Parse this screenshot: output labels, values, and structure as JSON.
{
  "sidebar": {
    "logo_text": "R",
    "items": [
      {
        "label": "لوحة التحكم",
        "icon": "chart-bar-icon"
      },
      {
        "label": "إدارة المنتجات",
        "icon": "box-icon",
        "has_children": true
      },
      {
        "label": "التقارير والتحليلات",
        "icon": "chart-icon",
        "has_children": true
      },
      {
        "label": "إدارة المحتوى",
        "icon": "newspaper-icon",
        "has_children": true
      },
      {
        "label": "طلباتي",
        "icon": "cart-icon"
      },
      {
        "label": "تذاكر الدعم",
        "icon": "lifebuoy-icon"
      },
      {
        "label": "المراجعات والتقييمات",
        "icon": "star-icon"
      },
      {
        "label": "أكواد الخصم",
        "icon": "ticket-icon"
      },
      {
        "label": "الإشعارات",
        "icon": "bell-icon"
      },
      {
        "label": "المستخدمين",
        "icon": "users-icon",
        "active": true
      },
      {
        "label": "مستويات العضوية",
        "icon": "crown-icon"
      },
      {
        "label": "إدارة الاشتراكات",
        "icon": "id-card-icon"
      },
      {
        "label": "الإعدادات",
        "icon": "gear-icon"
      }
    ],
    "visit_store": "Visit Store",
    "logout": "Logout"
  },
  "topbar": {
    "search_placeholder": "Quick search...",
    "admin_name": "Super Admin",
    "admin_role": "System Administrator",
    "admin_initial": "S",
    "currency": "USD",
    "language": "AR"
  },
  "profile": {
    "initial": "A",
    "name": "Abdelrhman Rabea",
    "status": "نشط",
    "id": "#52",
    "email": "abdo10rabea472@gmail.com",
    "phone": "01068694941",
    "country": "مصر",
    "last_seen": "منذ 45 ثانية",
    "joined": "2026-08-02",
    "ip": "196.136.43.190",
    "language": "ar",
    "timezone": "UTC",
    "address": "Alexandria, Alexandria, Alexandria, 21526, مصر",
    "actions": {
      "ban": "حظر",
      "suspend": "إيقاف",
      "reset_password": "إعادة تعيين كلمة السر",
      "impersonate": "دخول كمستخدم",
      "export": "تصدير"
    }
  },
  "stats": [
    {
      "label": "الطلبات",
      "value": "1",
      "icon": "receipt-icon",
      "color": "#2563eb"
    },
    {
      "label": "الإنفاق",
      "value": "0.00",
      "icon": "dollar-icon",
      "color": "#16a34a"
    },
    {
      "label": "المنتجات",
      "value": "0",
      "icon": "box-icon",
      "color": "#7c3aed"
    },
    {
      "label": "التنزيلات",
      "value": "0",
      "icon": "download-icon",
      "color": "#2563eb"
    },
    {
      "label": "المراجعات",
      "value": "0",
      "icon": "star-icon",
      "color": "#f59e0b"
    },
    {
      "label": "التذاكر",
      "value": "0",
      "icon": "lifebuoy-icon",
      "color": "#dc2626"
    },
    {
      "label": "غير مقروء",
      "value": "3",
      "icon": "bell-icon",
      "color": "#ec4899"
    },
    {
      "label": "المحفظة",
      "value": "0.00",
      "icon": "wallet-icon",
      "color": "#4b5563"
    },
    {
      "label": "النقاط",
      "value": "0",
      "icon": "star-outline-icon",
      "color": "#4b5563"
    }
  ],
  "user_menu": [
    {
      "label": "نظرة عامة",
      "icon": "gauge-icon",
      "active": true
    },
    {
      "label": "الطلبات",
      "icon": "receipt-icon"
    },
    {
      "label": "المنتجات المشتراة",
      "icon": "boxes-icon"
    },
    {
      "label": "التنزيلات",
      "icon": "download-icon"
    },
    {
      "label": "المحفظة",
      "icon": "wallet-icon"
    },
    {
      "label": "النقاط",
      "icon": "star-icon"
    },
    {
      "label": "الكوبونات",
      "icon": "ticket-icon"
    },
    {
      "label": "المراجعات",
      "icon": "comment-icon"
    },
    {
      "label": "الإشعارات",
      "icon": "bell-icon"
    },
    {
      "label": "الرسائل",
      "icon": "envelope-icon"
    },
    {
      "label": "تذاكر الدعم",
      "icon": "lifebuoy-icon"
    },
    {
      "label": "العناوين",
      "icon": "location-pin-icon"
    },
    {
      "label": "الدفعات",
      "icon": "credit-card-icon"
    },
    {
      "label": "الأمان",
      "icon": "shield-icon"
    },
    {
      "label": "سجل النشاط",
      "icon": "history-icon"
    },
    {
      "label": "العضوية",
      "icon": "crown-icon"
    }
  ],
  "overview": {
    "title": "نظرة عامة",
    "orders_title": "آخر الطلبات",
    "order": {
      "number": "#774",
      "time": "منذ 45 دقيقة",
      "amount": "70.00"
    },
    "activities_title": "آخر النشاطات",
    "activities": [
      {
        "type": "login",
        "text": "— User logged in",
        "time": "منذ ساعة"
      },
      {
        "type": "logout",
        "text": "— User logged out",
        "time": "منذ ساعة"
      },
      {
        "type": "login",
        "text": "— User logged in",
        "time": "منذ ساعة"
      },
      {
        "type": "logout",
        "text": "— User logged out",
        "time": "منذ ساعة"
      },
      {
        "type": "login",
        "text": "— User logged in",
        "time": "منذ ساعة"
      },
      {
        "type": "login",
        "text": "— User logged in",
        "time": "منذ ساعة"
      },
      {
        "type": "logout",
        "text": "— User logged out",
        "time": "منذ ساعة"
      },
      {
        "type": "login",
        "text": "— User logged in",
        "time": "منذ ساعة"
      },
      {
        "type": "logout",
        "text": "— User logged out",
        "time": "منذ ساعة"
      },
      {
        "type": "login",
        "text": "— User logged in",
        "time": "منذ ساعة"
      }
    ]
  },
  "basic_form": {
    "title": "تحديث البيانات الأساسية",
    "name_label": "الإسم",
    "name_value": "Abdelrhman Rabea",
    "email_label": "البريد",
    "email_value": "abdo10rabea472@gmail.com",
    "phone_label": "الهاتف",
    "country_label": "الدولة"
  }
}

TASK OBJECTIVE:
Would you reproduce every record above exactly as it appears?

OUTPUT FOR THIS EXERCISE:
Parse this screenshot: output labels, values, and structure as JSON.
{
  "sidebar": {
    "logo_text": "R",
    "items": [
      {
        "label": "لوحة التحكم",
        "icon": "chart-bar-icon"
      },
      {
        "label": "إدارة المنتجات",
        "icon": "box-icon",
        "has_children": true
      },
      {
        "label": "التقارير والتحليلات",
        "icon": "chart-icon",
        "has_children": true
      },
      {
        "label": "إدارة المحتوى",
        "icon": "newspaper-icon",
        "has_children": true
      },
      {
        "label": "طلباتي",
        "icon": "cart-icon"
      },
      {
        "label": "تذاكر الدعم",
        "icon": "lifebuoy-icon"
      },
      {
        "label": "المراجعات والتقييمات",
        "icon": "star-icon"
      },
      {
        "label": "أكواد الخصم",
        "icon": "ticket-icon"
      },
      {
        "label": "الإشعارات",
        "icon": "bell-icon"
      },
      {
        "label": "المستخدمين",
        "icon": "users-icon",
        "active": true
      },
      {
        "label": "مستويات العضوية",
        "icon": "crown-icon"
      },
      {
        "label": "إدارة الاشتراكات",
        "icon": "id-card-icon"
      },
      {
        "label": "الإعدادات",
        "icon": "gear-icon"
      }
    ],
    "visit_store": "Visit Store",
    "logout": "Logout"
  },
  "topbar": {
    "search_placeholder": "Quick search...",
    "admin_name": "Super Admin",
    "admin_role": "System Administrator",
    "admin_initial": "S",
    "currency": "USD",
    "language": "AR"
  },
  "profile": {
    "initial": "A",
    "name": "Abdelrhman Rabea",
    "status": "نشط",
    "id": "#52",
    "email": "abdo10rabea472@gmail.com",
    "phone": "01068694941",
    "country": "مصر",
    "last_seen": "منذ 45 ثانية",
    "joined": "2026-08-02",
    "ip": "196.136.43.190",
    "language": "ar",
    "timezone": "UTC",
    "address": "Alexandria, Alexandria, Alexandria, 21526, مصر",
    "actions": {
      "ban": "حظر",
      "suspend": "إيقاف",
      "reset_password": "إعادة تعيين كلمة السر",
      "impersonate": "دخول كمستخدم",
      "export": "تصدير"
    }
  },
  "stats": [
    {
      "label": "الطلبات",
      "value": "1",
      "icon": "receipt-icon",
      "color": "#2563eb"
    },
    {
      "label": "الإنفاق",
      "value": "0.00",
      "icon": "dollar-icon",
      "color": "#16a34a"
    },
    {
      "label": "المنتجات",
      "value": "0",
      "icon": "box-icon",
      "color": "#7c3aed"
    },
    {
      "label": "التنزيلات",
      "value": "0",
      "icon": "download-icon",
      "color": "#2563eb"
    },
    {
      "label": "المراجعات",
      "value": "0",
      "icon": "star-icon",
      "color": "#f59e0b"
    },
    {
      "label": "التذاكر",
      "value": "0",
      "icon": "lifebuoy-icon",
      "color": "#dc2626"
    },
    {
      "label": "غير مقروء",
      "value": "3",
      "icon": "bell-icon",
      "color": "#ec4899"
    },
    {
      "label": "المحفظة",
      "value": "0.00",
      "icon": "wallet-icon",
      "color": "#4b5563"
    },
    {
      "label": "النقاط",
      "value": "0",
      "icon": "star-outline-icon",
      "color": "#4b5563"
    }
  ],
  "user_menu": [
    {
      "label": "نظرة عامة",
      "icon": "gauge-icon",
      "active": true
    },
    {
      "label": "الطلبات",
      "icon": "receipt-icon"
    },
    {
      "label": "المنتجات المشتراة",
      "icon": "boxes-icon"
    },
    {
      "label": "التنزيلات",
      "icon": "download-icon"
    },
    {
      "label": "المحفظة",
      "icon": "wallet-icon"
    },
    {
      "label": "النقاط",
      "icon": "star-icon"
    },
    {
      "label": "الكوبونات",
      "icon": "ticket-icon"
    },
    {
      "label": "المراجعات",
      "icon": "comment-icon"
    },
    {
      "label": "الإشعارات",
      "icon": "bell-icon"
    },
    {
      "label": "الرسائل",
      "icon": "envelope-icon"
    },
    {
      "label": "تذاكر الدعم",
      "icon": "lifebuoy-icon"
    },
    {
      "label": "العناوين",
      "icon": "location-pin-icon"
    },
    {
      "label": "الدفعات",
      "icon": "credit-card-icon"
    },
    {
      "label": "الأمان",
      "icon": "shield-icon"
    },
    {
      "label": "سجل النشاط",
      "icon": "history-icon"
    },
    {
      "label": "العضوية",
      "icon": "crown-icon"
    }
  ],
  "overview": {
    "title": "نظرة عامة",
    "orders_title": "آخر الطلبات",
    "order": {
      "number": "#774",
      "time": "منذ 45 دقيقة",
      "amount": "70.00"
    },
    "activities_title": "آخر النشاطات",
    "activities": [
      {
        "type": "login",
        "text": "— User logged in",
        "time": "منذ ساعة"
      },
      {
        "type": "logout",
        "text": "— User logged out",
        "time": "منذ ساعة"
      },
      {
        "type": "login",
        "text": "— User logged in",
        "time": "منذ ساعة"
      },
      {
        "type": "logout",
        "text": "— User logged out",
        "time": "منذ ساعة"
      },
      {
        "type": "login",
        "text": "— User logged in",
        "time": "منذ ساعة"
      },
      {
        "type": "login",
        "text": "— User logged in",
        "time": "منذ ساعة"
      },
      {
        "type": "logout",
        "text": "— User logged out",
        "time": "منذ ساعة"
      },
      {
        "type": "login",
        "text": "— User logged in",
        "time": "منذ ساعة"
      },
      {
        "type": "logout",
        "text": "— User logged out",
        "time": "منذ ساعة"
      },
      {
        "type": "login",
        "text": "— User logged in",
        "time": "منذ ساعة"
      }
    ]
  },
  "basic_form": {
    "title": "تحديث البيانات الأساسية",
    "name_label": "الإسم",
    "name_value": "Abdelrhman Rabea",
    "email_label": "البريد",
    "email_value": "abdo10rabea472@gmail.com",
    "phone_label": "الهاتف",
    "country_label": "الدولة"
  }
}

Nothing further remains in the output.